How to complete this task: Collect every line below that contains the word "JSON".

Interface dataset entries:

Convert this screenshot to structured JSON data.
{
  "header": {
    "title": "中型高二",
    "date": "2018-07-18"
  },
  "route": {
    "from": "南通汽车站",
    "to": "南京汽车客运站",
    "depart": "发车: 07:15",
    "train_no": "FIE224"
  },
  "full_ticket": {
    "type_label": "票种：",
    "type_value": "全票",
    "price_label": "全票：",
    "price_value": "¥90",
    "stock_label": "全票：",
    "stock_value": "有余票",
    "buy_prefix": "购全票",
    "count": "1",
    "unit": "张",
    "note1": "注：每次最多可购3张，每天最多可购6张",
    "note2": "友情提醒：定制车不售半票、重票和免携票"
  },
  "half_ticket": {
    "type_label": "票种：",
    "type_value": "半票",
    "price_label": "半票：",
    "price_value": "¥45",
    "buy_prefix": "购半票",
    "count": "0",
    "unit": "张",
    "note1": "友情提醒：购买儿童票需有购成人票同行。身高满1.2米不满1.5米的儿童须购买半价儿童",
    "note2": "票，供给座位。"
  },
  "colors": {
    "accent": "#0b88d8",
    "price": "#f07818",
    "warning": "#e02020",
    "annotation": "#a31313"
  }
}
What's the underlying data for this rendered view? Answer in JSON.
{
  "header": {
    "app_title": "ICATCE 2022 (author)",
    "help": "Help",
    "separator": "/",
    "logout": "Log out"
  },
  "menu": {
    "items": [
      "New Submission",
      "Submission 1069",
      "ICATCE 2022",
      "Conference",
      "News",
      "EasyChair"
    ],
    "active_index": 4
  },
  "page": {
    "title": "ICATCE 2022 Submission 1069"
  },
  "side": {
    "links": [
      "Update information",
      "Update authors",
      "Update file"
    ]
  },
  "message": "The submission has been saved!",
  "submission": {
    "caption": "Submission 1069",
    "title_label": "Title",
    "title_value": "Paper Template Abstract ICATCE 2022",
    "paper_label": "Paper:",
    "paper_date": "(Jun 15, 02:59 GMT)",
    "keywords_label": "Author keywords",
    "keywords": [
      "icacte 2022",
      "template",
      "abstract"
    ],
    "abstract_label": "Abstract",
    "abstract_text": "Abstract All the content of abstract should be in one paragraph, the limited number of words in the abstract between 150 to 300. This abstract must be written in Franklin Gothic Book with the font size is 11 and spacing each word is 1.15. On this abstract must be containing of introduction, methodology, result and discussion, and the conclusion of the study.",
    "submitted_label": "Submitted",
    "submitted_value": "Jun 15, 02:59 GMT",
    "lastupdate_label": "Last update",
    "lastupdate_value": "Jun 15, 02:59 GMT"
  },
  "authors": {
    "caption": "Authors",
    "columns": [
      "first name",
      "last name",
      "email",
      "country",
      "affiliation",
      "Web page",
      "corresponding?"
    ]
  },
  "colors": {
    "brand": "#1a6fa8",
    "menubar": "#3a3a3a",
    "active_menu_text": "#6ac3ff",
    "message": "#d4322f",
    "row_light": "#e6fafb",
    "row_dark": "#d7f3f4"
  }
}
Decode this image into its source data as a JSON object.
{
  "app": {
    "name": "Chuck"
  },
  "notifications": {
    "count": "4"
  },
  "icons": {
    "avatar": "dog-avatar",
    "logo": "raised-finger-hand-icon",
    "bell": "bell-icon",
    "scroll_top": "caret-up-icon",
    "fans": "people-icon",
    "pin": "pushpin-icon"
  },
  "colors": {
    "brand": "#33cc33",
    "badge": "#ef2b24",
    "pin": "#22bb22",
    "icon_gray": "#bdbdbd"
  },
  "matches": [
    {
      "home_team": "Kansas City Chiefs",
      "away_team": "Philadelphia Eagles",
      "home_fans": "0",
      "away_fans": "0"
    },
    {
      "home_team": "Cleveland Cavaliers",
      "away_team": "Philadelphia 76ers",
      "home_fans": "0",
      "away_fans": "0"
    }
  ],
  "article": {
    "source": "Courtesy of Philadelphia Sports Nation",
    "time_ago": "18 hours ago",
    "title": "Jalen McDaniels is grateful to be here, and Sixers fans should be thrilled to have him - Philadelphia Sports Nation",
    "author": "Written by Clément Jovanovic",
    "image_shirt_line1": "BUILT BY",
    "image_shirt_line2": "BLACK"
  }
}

Task solution:
Convert this screenshot to structured JSON data.
What's the underlying data for this rendered view? Answer in JSON.
Decode this image into its source data as a JSON object.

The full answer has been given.